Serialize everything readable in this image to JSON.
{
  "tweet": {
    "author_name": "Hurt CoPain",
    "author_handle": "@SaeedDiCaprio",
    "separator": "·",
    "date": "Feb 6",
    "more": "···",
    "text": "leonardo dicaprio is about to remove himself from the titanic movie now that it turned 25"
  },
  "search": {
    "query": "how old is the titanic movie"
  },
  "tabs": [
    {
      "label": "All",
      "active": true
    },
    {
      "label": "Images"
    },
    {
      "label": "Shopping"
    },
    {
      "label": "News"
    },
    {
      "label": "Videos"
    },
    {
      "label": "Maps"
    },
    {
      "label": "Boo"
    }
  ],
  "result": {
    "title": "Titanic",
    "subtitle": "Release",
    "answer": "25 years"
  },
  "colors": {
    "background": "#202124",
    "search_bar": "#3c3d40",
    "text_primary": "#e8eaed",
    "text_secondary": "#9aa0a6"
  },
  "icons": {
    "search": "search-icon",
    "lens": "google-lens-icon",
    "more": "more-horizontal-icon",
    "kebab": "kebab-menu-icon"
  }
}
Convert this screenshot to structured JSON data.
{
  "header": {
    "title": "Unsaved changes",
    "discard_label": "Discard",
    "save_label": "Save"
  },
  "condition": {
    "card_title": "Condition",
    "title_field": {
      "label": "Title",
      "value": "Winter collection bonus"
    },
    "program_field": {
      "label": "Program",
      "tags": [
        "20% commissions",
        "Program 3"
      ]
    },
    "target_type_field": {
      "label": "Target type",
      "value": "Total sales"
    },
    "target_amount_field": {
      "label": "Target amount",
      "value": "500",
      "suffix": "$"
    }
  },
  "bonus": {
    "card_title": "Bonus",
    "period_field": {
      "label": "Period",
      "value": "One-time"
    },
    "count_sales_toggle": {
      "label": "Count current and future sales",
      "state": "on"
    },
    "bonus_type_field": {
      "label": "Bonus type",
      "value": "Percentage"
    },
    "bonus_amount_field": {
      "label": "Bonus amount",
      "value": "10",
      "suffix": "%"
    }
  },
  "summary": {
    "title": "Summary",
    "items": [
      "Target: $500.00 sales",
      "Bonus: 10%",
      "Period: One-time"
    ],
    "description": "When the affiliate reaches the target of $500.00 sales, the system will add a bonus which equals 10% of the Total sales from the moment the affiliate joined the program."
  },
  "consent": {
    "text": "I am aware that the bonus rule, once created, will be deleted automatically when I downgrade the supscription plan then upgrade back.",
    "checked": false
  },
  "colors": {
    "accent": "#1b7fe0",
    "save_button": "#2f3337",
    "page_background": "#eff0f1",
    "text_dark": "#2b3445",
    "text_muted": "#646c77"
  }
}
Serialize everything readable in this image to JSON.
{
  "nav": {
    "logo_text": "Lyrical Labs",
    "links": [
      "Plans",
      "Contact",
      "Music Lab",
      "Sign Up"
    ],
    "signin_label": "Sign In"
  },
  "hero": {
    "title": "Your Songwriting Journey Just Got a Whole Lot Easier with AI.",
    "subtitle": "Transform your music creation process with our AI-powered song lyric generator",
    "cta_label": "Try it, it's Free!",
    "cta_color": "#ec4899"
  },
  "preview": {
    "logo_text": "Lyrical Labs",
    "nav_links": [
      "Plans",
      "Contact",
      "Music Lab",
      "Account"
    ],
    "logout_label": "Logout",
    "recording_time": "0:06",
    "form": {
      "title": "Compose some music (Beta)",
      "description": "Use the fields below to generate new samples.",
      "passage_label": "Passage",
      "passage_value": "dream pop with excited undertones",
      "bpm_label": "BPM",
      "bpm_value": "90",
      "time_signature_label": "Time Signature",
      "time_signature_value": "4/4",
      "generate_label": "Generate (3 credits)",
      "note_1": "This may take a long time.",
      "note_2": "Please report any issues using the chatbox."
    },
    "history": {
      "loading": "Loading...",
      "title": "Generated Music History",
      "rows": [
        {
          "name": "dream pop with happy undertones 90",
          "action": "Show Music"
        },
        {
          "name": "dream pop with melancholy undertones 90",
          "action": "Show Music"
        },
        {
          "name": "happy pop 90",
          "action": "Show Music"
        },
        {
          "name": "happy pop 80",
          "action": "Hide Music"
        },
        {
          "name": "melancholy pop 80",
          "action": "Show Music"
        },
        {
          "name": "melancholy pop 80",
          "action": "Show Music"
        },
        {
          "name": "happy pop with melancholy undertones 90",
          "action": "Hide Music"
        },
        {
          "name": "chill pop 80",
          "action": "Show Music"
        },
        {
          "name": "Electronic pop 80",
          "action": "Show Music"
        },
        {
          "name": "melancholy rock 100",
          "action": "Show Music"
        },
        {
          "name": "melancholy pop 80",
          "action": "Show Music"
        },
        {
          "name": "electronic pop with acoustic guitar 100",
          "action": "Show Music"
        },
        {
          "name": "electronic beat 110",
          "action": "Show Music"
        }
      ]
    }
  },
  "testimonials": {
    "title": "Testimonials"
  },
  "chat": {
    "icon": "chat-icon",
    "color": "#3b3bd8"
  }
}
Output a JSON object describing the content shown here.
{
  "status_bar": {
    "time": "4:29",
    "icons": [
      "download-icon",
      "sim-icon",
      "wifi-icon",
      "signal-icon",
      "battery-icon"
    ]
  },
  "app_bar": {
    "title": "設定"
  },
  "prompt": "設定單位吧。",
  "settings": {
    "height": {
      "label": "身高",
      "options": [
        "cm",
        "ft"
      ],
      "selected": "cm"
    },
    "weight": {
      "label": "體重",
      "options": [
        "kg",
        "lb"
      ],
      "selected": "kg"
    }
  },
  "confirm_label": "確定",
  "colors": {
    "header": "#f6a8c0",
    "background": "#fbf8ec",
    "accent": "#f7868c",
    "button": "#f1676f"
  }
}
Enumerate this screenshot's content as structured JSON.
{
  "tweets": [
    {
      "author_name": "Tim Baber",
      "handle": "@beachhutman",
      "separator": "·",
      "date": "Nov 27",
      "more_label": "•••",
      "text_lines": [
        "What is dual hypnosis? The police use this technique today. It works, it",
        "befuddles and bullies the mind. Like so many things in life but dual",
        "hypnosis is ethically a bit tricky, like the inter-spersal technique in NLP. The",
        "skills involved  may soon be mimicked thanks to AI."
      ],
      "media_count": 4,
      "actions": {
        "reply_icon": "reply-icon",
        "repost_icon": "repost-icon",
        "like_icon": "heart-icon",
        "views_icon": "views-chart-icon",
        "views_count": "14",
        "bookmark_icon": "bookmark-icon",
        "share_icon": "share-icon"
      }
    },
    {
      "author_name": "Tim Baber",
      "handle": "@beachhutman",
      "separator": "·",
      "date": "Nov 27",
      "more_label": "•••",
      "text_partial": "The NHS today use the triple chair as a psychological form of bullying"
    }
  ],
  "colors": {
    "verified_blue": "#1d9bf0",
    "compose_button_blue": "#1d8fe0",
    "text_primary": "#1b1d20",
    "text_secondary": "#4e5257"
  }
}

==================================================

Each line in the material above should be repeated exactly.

Serialize everything readable in this image to JSON.
{
  "tweet": {
    "author_name": "Hurt CoPain",
    "author_handle": "@SaeedDiCaprio",
    "separator": "·",
    "date": "Feb 6",
    "more": "···",
    "text": "leonardo dicaprio is about to remove himself from the titanic movie now that it turned 25"
  },
  "search": {
    "query": "how old is the titanic movie"
  },
  "tabs": [
    {
      "label": "All",
      "active": true
    },
    {
      "label": "Images"
    },
    {
      "label": "Shopping"
    },
    {
      "label": "News"
    },
    {
      "label": "Videos"
    },
    {
      "label": "Maps"
    },
    {
      "label": "Boo"
    }
  ],
  "result": {
    "title": "Titanic",
    "subtitle": "Release",
    "answer": "25 years"
  },
  "colors": {
    "background": "#202124",
    "search_bar": "#3c3d40",
    "text_primary": "#e8eaed",
    "text_secondary": "#9aa0a6"
  },
  "icons": {
    "search": "search-icon",
    "lens": "google-lens-icon",
    "more": "more-horizontal-icon",
    "kebab": "kebab-menu-icon"
  }
}
Convert this screenshot to structured JSON data.
{
  "header": {
    "title": "Unsaved changes",
    "discard_label": "Discard",
    "save_label": "Save"
  },
  "condition": {
    "card_title": "Condition",
    "title_field": {
      "label": "Title",
      "value": "Winter collection bonus"
    },
    "program_field": {
      "label": "Program",
      "tags": [
        "20% commissions",
        "Program 3"
      ]
    },
    "target_type_field": {
      "label": "Target type",
      "value": "Total sales"
    },
    "target_amount_field": {
      "label": "Target amount",
      "value": "500",
      "suffix": "$"
    }
  },
  "bonus": {
    "card_title": "Bonus",
    "period_field": {
      "label": "Period",
      "value": "One-time"
    },
    "count_sales_toggle": {
      "label": "Count current and future sales",
      "state": "on"
    },
    "bonus_type_field": {
      "label": "Bonus type",
      "value": "Percentage"
    },
    "bonus_amount_field": {
      "label": "Bonus amount",
      "value": "10",
      "suffix": "%"
    }
  },
  "summary": {
    "title": "Summary",
    "items": [
      "Target: $500.00 sales",
      "Bonus: 10%",
      "Period: One-time"
    ],
    "description": "When the affiliate reaches the target of $500.00 sales, the system will add a bonus which equals 10% of the Total sales from the moment the affiliate joined the program."
  },
  "consent": {
    "text": "I am aware that the bonus rule, once created, will be deleted automatically when I downgrade the supscription plan then upgrade back.",
    "checked": false
  },
  "colors": {
    "accent": "#1b7fe0",
    "save_button": "#2f3337",
    "page_background": "#eff0f1",
    "text_dark": "#2b3445",
    "text_muted": "#646c77"
  }
}
Serialize everything readable in this image to JSON.
{
  "nav": {
    "logo_text": "Lyrical Labs",
    "links": [
      "Plans",
      "Contact",
      "Music Lab",
      "Sign Up"
    ],
    "signin_label": "Sign In"
  },
  "hero": {
    "title": "Your Songwriting Journey Just Got a Whole Lot Easier with AI.",
    "subtitle": "Transform your music creation process with our AI-powered song lyric generator",
    "cta_label": "Try it, it's Free!",
    "cta_color": "#ec4899"
  },
  "preview": {
    "logo_text": "Lyrical Labs",
    "nav_links": [
      "Plans",
      "Contact",
      "Music Lab",
      "Account"
    ],
    "logout_label": "Logout",
    "recording_time": "0:06",
    "form": {
      "title": "Compose some music (Beta)",
      "description": "Use the fields below to generate new samples.",
      "passage_label": "Passage",
      "passage_value": "dream pop with excited undertones",
      "bpm_label": "BPM",
      "bpm_value": "90",
      "time_signature_label": "Time Signature",
      "time_signature_value": "4/4",
      "generate_label": "Generate (3 credits)",
      "note_1": "This may take a long time.",
      "note_2": "Please report any issues using the chatbox."
    },
    "history": {
      "loading": "Loading...",
      "title": "Generated Music History",
      "rows": [
        {
          "name": "dream pop with happy undertones 90",
          "action": "Show Music"
        },
        {
          "name": "dream pop with melancholy undertones 90",
          "action": "Show Music"
        },
        {
          "name": "happy pop 90",
          "action": "Show Music"
        },
        {
          "name": "happy pop 80",
          "action": "Hide Music"
        },
        {
          "name": "melancholy pop 80",
          "action": "Show Music"
        },
        {
          "name": "melancholy pop 80",
          "action": "Show Music"
        },
        {
          "name": "happy pop with melancholy undertones 90",
          "action": "Hide Music"
        },
        {
          "name": "chill pop 80",
          "action": "Show Music"
        },
        {
          "name": "Electronic pop 80",
          "action": "Show Music"
        },
        {
          "name": "melancholy rock 100",
          "action": "Show Music"
        },
        {
          "name": "melancholy pop 80",
          "action": "Show Music"
        },
        {
          "name": "electronic pop with acoustic guitar 100",
          "action": "Show Music"
        },
        {
          "name": "electronic beat 110",
          "action": "Show Music"
        }
      ]
    }
  },
  "testimonials": {
    "title": "Testimonials"
  },
  "chat": {
    "icon": "chat-icon",
    "color": "#3b3bd8"
  }
}
Output a JSON object describing the content shown here.
{
  "status_bar": {
    "time": "4:29",
    "icons": [
      "download-icon",
      "sim-icon",
      "wifi-icon",
      "signal-icon",
      "battery-icon"
    ]
  },
  "app_bar": {
    "title": "設定"
  },
  "prompt": "設定單位吧。",
  "settings": {
    "height": {
      "label": "身高",
      "options": [
        "cm",
        "ft"
      ],
      "selected": "cm"
    },
    "weight": {
      "label": "體重",
      "options": [
        "kg",
        "lb"
      ],
      "selected": "kg"
    }
  },
  "confirm_label": "確定",
  "colors": {
    "header": "#f6a8c0",
    "background": "#fbf8ec",
    "accent": "#f7868c",
    "button": "#f1676f"
  }
}
Enumerate this screenshot's content as structured JSON.
{
  "tweets": [
    {
      "author_name": "Tim Baber",
      "handle": "@beachhutman",
      "separator": "·",
      "date": "Nov 27",
      "more_label": "•••",
      "text_lines": [
        "What is dual hypnosis? The police use this technique today. It works, it",
        "befuddles and bullies the mind. Like so many things in life but dual",
        "hypnosis is ethically a bit tricky, like the inter-spersal technique in NLP. The",
        "skills involved  may soon be mimicked thanks to AI."
      ],
      "media_count": 4,
      "actions": {
        "reply_icon": "reply-icon",
        "repost_icon": "repost-icon",
        "like_icon": "heart-icon",
        "views_icon": "views-chart-icon",
        "views_count": "14",
        "bookmark_icon": "bookmark-icon",
        "share_icon": "share-icon"
      }
    },
    {
      "author_name": "Tim Baber",
      "handle": "@beachhutman",
      "separator": "·",
      "date": "Nov 27",
      "more_label": "•••",
      "text_partial": "The NHS today use the triple chair as a psychological form of bullying"
    }
  ],
  "colors": {
    "verified_blue": "#1d9bf0",
    "compose_button_blue": "#1d8fe0",
    "text_primary": "#1b1d20",
    "text_secondary": "#4e5257"
  }
}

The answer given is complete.